  • Explain compound intervals.
  • Use an example of each quality type.
  • Use an instrument to play these examples as you explain them.

#6: Playing Quiz 1

There is no video reassessment option for playing quizzes.

#7: Chords
Time: 2 minutes

  • Explain the four triad qualities and five seventh chord qualities in terms of their interval content and/or common scale- degree associations
  • Use an example of each quality type, and make sure that at least one example has a natural root, at least one has a sharp root, and at least one has a flat root. 
  • Use an instrument to play these examples as you explain them. 

#8: Roman numerals
Time: 2 minutes

  • Explain what aspects of a chord does a Roman numeral signifies.
  • Explain what figures signify.
  • Explain how you determine the Roman numeral and figures of a particular chord.
  • Give at least four examples, played at an instrument.
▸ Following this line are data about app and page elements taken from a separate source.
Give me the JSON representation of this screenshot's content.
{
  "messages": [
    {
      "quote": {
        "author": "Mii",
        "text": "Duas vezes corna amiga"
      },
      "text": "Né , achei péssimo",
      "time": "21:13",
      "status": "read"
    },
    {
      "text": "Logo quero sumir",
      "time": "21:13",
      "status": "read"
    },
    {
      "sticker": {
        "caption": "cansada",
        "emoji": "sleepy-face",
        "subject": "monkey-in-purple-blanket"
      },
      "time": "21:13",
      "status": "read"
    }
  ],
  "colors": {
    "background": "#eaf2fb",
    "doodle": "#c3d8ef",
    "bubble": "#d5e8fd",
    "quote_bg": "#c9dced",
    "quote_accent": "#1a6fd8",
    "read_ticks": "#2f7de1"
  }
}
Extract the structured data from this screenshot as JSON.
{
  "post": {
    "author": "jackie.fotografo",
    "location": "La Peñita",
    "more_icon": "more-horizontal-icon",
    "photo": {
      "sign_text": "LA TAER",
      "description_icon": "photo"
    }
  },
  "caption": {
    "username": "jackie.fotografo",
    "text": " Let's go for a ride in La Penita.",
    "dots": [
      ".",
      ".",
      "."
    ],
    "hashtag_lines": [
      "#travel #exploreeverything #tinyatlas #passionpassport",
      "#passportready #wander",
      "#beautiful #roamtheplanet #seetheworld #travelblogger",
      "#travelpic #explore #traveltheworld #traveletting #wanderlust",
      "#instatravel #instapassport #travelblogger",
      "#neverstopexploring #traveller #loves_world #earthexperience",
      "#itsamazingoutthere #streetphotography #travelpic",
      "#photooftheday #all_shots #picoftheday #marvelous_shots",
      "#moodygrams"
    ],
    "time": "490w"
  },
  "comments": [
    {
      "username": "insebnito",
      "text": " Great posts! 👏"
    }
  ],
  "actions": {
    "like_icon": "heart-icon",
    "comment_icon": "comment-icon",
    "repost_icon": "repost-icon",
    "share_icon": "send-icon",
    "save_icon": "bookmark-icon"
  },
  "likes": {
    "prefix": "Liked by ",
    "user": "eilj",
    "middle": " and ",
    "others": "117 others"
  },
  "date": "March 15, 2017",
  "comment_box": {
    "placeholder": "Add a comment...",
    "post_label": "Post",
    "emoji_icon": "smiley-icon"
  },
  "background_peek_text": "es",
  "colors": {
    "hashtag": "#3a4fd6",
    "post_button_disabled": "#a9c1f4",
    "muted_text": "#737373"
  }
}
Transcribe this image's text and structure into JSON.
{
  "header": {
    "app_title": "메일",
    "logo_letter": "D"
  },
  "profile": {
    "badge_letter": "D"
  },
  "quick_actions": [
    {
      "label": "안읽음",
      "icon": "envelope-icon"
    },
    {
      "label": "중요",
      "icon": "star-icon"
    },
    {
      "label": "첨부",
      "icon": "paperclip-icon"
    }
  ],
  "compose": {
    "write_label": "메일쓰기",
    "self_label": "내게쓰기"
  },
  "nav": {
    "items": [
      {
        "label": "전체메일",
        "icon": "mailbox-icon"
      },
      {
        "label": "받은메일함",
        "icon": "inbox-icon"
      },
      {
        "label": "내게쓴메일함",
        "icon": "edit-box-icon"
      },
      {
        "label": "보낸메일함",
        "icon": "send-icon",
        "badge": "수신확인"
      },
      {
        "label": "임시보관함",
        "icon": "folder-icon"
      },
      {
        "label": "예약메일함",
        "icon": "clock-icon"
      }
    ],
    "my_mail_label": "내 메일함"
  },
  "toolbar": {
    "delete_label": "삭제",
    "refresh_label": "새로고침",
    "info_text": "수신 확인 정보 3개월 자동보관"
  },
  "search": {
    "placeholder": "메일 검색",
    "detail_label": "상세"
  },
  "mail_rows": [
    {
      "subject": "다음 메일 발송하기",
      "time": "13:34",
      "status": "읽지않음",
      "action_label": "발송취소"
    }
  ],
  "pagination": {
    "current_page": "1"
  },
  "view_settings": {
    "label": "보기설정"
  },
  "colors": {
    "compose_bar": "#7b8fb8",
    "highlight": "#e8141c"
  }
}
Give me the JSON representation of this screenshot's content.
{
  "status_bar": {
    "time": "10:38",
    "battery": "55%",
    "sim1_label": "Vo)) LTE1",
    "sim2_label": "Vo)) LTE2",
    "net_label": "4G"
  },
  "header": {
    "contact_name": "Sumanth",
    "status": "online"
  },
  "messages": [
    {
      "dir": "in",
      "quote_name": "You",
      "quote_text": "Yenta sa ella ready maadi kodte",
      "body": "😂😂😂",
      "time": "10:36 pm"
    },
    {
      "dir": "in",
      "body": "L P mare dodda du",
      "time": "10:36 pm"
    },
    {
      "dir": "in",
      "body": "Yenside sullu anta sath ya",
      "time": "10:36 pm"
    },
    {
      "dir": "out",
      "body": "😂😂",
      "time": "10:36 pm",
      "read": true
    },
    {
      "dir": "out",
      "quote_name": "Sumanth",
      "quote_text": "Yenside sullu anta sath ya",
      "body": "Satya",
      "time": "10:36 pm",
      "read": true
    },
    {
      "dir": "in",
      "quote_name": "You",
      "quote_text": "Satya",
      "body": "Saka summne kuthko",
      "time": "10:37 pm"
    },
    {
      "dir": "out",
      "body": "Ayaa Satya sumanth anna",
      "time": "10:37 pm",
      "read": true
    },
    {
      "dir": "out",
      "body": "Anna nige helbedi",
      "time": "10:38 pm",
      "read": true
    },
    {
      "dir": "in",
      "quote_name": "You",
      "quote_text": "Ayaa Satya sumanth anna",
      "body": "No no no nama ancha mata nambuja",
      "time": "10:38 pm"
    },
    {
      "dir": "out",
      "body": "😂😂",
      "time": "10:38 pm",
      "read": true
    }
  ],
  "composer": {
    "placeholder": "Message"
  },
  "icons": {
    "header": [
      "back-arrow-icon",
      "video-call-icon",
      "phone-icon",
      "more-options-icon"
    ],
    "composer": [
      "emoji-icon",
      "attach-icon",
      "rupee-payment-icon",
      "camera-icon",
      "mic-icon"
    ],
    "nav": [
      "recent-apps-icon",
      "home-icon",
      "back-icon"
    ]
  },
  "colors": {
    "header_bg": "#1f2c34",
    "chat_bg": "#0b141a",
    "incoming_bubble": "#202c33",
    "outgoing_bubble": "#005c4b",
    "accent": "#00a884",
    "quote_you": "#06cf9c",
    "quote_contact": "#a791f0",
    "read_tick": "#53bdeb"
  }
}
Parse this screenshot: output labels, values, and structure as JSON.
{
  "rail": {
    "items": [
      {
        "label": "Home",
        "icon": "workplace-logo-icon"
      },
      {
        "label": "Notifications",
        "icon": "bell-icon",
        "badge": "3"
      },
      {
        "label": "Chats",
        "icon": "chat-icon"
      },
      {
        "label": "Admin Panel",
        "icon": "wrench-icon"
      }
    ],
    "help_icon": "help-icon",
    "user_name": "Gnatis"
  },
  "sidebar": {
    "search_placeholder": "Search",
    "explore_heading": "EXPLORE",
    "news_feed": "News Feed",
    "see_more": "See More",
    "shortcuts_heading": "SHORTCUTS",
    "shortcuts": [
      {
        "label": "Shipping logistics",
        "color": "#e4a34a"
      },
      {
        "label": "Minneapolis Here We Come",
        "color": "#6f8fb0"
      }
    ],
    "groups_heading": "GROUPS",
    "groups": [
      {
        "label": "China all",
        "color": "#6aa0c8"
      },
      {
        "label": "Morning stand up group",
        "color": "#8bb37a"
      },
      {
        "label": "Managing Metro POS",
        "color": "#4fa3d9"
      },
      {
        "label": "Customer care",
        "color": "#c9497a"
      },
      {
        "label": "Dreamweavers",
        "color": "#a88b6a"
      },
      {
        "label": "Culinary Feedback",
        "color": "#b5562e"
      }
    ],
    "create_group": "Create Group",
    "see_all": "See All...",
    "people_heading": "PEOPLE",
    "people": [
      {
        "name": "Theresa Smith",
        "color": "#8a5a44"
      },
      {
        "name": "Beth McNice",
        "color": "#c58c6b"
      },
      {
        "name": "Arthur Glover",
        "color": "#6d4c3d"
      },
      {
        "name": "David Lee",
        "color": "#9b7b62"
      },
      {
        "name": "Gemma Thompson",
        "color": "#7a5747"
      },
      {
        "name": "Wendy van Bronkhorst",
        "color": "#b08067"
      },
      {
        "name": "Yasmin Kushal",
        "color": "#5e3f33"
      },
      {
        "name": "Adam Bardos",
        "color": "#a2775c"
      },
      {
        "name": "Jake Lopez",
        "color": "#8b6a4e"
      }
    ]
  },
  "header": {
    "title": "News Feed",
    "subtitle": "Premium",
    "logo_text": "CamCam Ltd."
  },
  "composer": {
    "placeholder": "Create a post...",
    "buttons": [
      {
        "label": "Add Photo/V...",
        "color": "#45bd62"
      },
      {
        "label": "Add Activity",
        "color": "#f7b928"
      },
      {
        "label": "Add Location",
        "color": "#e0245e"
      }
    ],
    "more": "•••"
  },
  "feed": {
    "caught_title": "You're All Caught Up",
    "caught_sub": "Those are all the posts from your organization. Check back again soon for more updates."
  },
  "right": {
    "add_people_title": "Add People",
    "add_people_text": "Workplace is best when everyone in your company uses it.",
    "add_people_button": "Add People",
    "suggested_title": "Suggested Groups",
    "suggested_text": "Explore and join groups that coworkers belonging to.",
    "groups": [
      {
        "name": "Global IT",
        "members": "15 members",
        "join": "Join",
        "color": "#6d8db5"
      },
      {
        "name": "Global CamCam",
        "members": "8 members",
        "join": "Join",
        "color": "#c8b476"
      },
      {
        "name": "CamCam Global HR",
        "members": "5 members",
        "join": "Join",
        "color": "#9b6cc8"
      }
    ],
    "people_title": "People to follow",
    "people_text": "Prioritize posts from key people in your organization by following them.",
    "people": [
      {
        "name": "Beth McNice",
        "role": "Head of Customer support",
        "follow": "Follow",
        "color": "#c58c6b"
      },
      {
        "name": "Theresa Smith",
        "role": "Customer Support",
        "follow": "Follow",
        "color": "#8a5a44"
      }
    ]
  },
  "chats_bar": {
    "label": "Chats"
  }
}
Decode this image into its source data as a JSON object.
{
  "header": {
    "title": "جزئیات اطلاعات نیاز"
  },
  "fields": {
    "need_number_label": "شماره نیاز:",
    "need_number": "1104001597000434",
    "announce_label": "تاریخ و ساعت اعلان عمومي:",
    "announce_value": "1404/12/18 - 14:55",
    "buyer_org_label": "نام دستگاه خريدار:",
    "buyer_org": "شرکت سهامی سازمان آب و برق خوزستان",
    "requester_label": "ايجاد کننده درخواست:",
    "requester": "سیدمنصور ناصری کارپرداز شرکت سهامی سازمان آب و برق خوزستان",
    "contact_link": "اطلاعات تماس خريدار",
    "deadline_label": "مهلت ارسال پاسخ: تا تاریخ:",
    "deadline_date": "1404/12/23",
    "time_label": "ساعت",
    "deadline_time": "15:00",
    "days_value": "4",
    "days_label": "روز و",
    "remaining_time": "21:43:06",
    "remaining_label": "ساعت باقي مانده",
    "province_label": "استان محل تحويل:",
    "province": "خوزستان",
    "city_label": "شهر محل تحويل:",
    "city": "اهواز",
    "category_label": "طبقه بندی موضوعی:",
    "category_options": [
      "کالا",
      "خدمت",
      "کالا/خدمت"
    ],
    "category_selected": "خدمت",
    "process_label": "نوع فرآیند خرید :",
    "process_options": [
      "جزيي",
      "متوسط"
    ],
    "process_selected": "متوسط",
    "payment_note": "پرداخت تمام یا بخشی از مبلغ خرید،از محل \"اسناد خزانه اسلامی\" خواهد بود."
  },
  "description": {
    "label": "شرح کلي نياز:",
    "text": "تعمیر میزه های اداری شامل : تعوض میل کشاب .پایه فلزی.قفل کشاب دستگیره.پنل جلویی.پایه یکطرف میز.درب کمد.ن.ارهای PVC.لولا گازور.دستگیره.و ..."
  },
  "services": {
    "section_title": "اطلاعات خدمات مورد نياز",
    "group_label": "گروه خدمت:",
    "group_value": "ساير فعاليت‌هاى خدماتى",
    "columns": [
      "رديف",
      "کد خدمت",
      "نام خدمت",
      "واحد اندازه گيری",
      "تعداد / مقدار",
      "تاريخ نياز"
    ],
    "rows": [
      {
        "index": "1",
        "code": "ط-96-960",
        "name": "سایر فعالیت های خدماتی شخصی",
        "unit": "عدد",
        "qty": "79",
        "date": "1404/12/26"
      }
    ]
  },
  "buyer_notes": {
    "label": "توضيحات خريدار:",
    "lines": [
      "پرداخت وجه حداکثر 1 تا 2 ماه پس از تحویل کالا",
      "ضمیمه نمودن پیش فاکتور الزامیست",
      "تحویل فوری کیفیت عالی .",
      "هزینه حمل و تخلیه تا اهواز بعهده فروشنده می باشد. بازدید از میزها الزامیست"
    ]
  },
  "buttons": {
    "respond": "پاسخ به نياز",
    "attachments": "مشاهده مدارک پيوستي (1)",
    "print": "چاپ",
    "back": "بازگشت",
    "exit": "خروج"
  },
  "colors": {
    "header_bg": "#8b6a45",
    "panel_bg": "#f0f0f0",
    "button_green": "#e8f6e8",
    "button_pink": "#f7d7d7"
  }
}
Be sure to have a mixture of chord qualities, roots, inversions, and major/minor keys in your examples.

#9: Playing Quiz 2

There is no video reassessment option for playing quizzes.

Quiz content

Pre-midterm quizzes

  1. Pitch notation: Identify and write 5 pitches each in treble, alto, tenor, and bass clefs (20 pitches total). 3 minutes.
  2. Rhythm and meter: Describe meters as simple/compound and duple/triple/quadruple, and identify meters of musical examples. 3 minutes.
  3. Key signatures: Write and identify 10 major/minor key signatures. 3 minutes.
  4. Scales: Write 10 major/minor scales. 8 minutes.
  5. Intervals: Identify and write 10 intervals. 3 minutes.
  6. Playing quiz 1:  On your major instrument, play/sing 1 major and 1 minor scale; play/sing 8 intervals given a starting pitch. 3 minutes.

Post-midterm quizzes

  1. Chords: Identify 8 triad/seventh chord quality in closed spacing; write 8 triads/seventh chords. 5 minutes.
  2. Roman numerals: Write 10 triads and seventh chords from Roman numerals. 5 minutes.
  3. Playing quiz 2: On your major instrument, play/sing 5 arpeggiated chords given a lead sheet symbol; play/sing 5 arpeggiated chords given a Roman numeral and key context. 3 minutes.

Extra Help for MUSI 115

We are working on developing a program of support for students in MUSI 115, Intro to Music Theory.

Extra lessons and practice through uTheory

All students must purchase access to uTheory to complete their timed quizzes, but uTheory is not just a quiz website—it also features instructional videos and skill-building drills to help you build your fluency with music fundamentals.

Students who are struggling with MUSI 115 may find it helpful to access the explanations and automatically-graded practice that is offered through uTheory.

See below for a table of useful links.

Chapters in the Burstein/Straus textbook used for MUSI 115 with corresponding links to uTheory lessons and skill-builders

Burstein/Straus Textbook Chapter uTheory Lessons/uTheory Skills uTheory Skills
0. Notation of pitch and rhythm
1. Scales
2. Intervals
3. Triads and seventh chords
4. Four-part harmony